Wildcats 3.0 took a different take on the superhero genre by taking it corporate. Spartan and the Wildcats still were about saving the world but they were going to do it with free and clean energy as well as advanced technology for the masses. There was more corporate espionage than classic super hero throw-downs. By this point Spartan was one of the most powerful beings in the Wildstorm universe, which drew him into conflict with the Authority several times, most notably during the Coup De Tat crossover. Wildcats 3.0 culminated in the Coda War, which saw the return of Zealot and wrapped up the series nicely. DC has collected the entire run in two volumes and it is really nice to see Dustin Ngyuen artwork for the majority of the series. There was the possibility of more but it never came to be as DC decided they wanted to relaunch the book again as they rebooted the Wildstorm universe yet again, this time with Grant Morrison and a returning Jim Lee.

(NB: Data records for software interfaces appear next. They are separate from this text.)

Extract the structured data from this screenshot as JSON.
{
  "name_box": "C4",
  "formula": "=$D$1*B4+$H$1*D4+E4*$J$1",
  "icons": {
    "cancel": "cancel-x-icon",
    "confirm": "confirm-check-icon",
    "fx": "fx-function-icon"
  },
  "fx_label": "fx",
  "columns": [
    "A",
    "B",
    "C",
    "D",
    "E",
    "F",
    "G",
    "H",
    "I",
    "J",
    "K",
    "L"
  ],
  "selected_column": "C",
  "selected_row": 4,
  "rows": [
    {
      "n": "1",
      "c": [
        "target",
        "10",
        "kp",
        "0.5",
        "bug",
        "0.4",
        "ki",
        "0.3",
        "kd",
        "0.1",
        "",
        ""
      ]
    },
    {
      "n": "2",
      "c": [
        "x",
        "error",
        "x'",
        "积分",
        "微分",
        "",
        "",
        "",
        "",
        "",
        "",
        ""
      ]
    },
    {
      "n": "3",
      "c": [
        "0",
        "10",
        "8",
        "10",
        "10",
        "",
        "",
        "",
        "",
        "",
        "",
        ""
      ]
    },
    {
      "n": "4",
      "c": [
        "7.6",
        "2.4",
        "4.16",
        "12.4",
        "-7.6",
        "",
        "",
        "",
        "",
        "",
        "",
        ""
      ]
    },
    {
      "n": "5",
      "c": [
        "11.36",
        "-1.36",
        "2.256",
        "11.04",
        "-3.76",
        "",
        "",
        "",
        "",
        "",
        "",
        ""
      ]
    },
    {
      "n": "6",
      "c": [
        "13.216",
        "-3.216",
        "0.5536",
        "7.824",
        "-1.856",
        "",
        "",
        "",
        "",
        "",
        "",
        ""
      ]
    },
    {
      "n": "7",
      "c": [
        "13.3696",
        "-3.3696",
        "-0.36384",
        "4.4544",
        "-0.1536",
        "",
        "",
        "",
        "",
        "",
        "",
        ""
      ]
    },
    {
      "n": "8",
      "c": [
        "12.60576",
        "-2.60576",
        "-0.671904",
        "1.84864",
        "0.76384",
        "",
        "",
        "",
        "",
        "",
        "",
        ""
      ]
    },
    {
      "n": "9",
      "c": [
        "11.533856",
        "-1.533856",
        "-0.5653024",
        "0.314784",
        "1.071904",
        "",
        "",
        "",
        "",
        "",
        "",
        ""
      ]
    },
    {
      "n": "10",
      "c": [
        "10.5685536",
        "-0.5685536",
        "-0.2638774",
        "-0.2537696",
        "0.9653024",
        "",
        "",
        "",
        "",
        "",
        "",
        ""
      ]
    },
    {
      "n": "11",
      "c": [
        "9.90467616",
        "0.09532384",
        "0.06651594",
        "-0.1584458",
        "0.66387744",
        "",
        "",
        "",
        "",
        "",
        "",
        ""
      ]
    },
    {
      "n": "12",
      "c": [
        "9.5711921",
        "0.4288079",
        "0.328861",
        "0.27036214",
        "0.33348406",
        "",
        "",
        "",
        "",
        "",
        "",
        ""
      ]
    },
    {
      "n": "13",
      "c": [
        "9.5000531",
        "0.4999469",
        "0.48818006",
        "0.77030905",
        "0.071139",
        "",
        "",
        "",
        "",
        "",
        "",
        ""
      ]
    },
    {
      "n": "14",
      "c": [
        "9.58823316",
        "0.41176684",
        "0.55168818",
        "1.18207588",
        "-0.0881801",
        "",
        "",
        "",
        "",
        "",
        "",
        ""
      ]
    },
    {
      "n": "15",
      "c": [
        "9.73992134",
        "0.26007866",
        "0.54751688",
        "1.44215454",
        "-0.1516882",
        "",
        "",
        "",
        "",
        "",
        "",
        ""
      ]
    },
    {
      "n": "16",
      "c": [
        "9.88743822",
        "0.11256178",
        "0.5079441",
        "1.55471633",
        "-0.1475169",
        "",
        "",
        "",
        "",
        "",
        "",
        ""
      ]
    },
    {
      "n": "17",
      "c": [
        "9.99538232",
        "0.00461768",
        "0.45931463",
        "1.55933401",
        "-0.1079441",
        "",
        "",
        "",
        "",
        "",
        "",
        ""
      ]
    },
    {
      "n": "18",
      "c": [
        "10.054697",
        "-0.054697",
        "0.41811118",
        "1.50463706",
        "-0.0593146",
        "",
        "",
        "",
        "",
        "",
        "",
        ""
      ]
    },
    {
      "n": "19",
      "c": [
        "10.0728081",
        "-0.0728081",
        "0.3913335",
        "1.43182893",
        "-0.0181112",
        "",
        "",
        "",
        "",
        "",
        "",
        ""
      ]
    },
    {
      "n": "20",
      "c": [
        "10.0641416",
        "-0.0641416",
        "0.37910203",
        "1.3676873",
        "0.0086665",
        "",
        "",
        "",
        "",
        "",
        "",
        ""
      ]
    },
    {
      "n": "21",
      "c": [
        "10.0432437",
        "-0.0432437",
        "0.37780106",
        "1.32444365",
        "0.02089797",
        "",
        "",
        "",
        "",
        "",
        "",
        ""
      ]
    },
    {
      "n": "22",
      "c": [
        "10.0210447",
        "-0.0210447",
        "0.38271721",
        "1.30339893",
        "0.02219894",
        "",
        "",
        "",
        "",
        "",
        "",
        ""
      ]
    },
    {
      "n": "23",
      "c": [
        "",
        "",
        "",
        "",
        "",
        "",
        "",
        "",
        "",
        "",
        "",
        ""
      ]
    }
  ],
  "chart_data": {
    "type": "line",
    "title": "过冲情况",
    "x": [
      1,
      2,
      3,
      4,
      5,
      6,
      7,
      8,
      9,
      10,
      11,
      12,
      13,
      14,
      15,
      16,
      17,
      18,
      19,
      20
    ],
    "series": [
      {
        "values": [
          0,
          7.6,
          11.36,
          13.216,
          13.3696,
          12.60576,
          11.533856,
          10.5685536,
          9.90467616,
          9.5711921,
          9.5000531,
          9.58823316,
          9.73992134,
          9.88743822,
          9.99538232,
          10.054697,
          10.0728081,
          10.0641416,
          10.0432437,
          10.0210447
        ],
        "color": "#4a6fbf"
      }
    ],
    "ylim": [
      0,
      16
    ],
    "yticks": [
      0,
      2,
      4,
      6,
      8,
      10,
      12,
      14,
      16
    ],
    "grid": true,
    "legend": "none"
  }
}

There was one issue. Grant Morrison wrote it, Jim Lee drew it and it was never seen again.
I’m not sure if desperation was setting in or if there was just a consensus that drastic measures needed to be taken with the Wildstorm Universe. It was decided that a catastrophe would strike and all of the books would now exist in a post-apocalyptic world. Christos Gage and Neil Googe launched the title and Adam Beechen and Tim Seely wrapped it up. I enjoyed the start of the book as it was different and there was a level of desperation to survive. The original team was back, minus Void and Emp, and they were using HALO as a base of operations as they tried to save as many people as they could. Mister Majestic returned as an antagonist as he was collecting women of Khera stock to repopulate the planet as he established a paradise in Hawaii.
Wildcats volume 5 was a departure from what had come before but I did enjoy it. I’m a sucker for a good post-apocalyptic super hero story and Neil Googe has always been a favorite so I was on board. The story was compelling and the safety nets were off, especially for Spartan, but I don’t think it achieved what DC wanted and the entire line was shuttered before the New 52. Some of it is collected and it is an entertaining read but surely a forgotten experiment by DC.
After volume 5 there hasn’t been a Wildcats series. There were Grifter and Voodoo series as part of the original launch of the New 52 but neither made it very long. Other then the outstanding Midnighter series the Wildstorm characters have never really felt right in the main DC Universe. To me the Wildstorm heroes and villains need to be in their own pocket universe or on their own earth and luckily DC has finally agreed with me. The Wild Storm will launch soon and Warren Ellis is returning to the Wildstorm corner of the DC line. From the preview pages and covers it appears the Wildcats are going to play a prominent role as character sketches and designs of Grifter, Zealot, and Void have been released and they look amazing. I’m hoping for success, as it has been some time since we had a truly fantastic Wildcats title and I’m hoping the Wild Storm brings it about.